» **Activity**:
Give the records again word for word. Leave every picture out.

» **Records for this task**:
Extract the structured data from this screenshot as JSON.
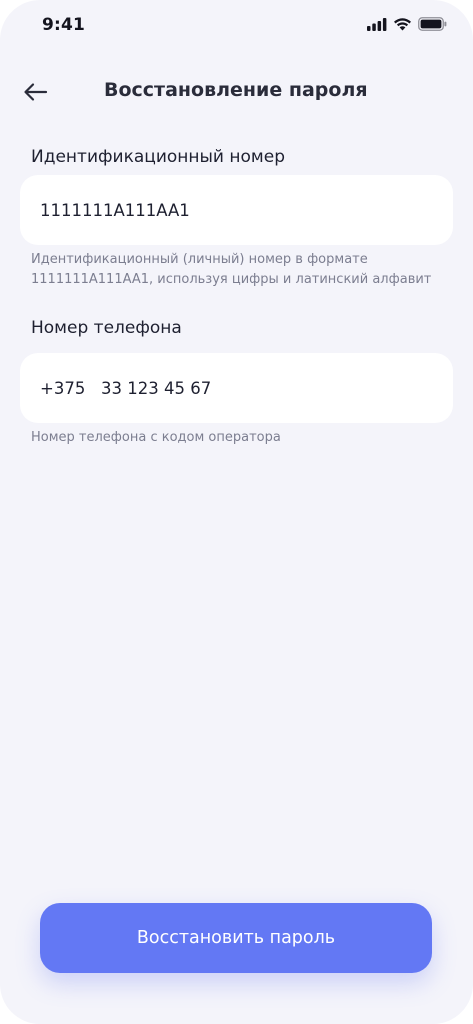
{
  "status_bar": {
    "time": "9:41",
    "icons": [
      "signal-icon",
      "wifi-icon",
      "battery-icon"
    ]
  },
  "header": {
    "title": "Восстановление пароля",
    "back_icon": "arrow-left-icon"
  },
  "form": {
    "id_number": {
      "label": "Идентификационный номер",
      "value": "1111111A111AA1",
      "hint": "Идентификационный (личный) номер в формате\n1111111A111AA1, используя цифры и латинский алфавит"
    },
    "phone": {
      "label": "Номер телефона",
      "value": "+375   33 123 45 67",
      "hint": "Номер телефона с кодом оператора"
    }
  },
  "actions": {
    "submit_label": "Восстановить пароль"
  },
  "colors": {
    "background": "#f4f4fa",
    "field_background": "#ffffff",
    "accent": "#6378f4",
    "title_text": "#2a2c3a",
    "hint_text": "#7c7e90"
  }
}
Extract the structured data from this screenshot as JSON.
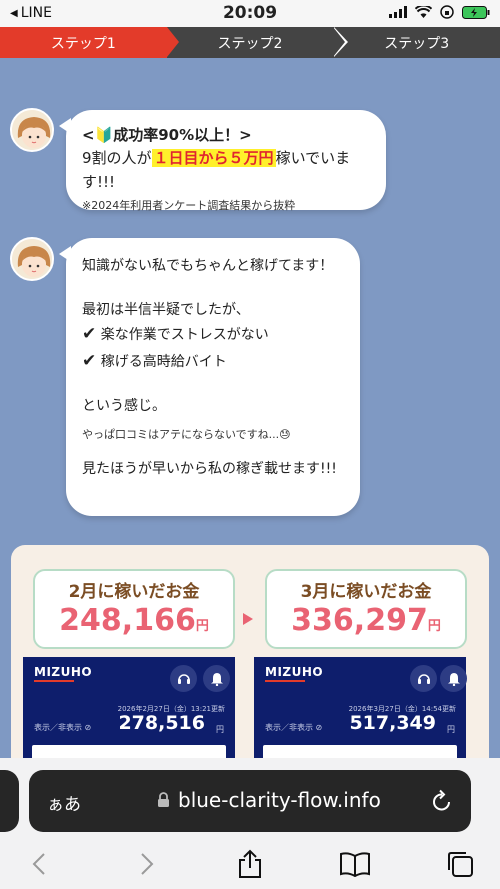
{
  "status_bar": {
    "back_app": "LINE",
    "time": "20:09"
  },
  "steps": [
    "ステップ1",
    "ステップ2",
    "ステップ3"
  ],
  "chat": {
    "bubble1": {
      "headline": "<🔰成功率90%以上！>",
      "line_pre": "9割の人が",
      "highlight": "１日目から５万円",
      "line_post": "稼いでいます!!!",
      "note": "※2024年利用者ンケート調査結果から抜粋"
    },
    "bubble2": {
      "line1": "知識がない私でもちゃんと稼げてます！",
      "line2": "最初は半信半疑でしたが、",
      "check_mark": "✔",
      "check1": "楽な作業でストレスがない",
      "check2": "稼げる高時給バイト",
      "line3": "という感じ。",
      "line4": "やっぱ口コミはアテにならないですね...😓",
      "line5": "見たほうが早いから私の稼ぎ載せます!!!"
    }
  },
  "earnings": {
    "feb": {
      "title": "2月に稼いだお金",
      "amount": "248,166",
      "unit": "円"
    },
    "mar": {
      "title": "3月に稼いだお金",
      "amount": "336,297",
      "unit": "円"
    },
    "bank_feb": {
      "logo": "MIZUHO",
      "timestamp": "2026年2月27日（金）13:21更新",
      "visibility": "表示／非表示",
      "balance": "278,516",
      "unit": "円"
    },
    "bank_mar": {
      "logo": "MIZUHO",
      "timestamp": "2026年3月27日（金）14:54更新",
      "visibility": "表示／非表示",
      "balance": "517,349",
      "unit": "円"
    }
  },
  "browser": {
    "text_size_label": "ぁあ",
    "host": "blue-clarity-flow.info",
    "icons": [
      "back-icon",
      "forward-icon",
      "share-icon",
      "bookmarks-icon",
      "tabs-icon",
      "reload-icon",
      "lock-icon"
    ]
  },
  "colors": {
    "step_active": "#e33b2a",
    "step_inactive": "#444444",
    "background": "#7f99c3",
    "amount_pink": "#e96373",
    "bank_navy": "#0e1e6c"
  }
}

» **Task response**:
Extract the structured data from this screenshot as JSON.
{
  "status_bar": {
    "time": "9:41",
    "icons": [
      "signal-icon",
      "wifi-icon",
      "battery-icon"
    ]
  },
  "header": {
    "title": "Восстановление пароля",
    "back_icon": "arrow-left-icon"
  },
  "form": {
    "id_number": {
      "label": "Идентификационный номер",
      "value": "1111111A111AA1",
      "hint": "Идентификационный (личный) номер в формате\n1111111A111AA1, используя цифры и латинский алфавит"
    },
    "phone": {
      "label": "Номер телефона",
      "value": "+375   33 123 45 67",
      "hint": "Номер телефона с кодом оператора"
    }
  },
  "actions": {
    "submit_label": "Восстановить пароль"
  },
  "colors": {
    "background": "#f4f4fa",
    "field_background": "#ffffff",
    "accent": "#6378f4",
    "title_text": "#2a2c3a",
    "hint_text": "#7c7e90"
  }
}
Extract the structured data from this screenshot as JSON.
{
  "status_bar": {
    "back_app": "LINE",
    "time": "20:09"
  },
  "steps": [
    "ステップ1",
    "ステップ2",
    "ステップ3"
  ],
  "chat": {
    "bubble1": {
      "headline": "<🔰成功率90%以上！>",
      "line_pre": "9割の人が",
      "highlight": "１日目から５万円",
      "line_post": "稼いでいます!!!",
      "note": "※2024年利用者ンケート調査結果から抜粋"
    },
    "bubble2": {
      "line1": "知識がない私でもちゃんと稼げてます！",
      "line2": "最初は半信半疑でしたが、",
      "check_mark": "✔",
      "check1": "楽な作業でストレスがない",
      "check2": "稼げる高時給バイト",
      "line3": "という感じ。",
      "line4": "やっぱ口コミはアテにならないですね...😓",
      "line5": "見たほうが早いから私の稼ぎ載せます!!!"
    }
  },
  "earnings": {
    "feb": {
      "title": "2月に稼いだお金",
      "amount": "248,166",
      "unit": "円"
    },
    "mar": {
      "title": "3月に稼いだお金",
      "amount": "336,297",
      "unit": "円"
    },
    "bank_feb": {
      "logo": "MIZUHO",
      "timestamp": "2026年2月27日（金）13:21更新",
      "visibility": "表示／非表示",
      "balance": "278,516",
      "unit": "円"
    },
    "bank_mar": {
      "logo": "MIZUHO",
      "timestamp": "2026年3月27日（金）14:54更新",
      "visibility": "表示／非表示",
      "balance": "517,349",
      "unit": "円"
    }
  },
  "browser": {
    "text_size_label": "ぁあ",
    "host": "blue-clarity-flow.info",
    "icons": [
      "back-icon",
      "forward-icon",
      "share-icon",
      "bookmarks-icon",
      "tabs-icon",
      "reload-icon",
      "lock-icon"
    ]
  },
  "colors": {
    "step_active": "#e33b2a",
    "step_inactive": "#444444",
    "background": "#7f99c3",
    "amount_pink": "#e96373",
    "bank_navy": "#0e1e6c"
  }
}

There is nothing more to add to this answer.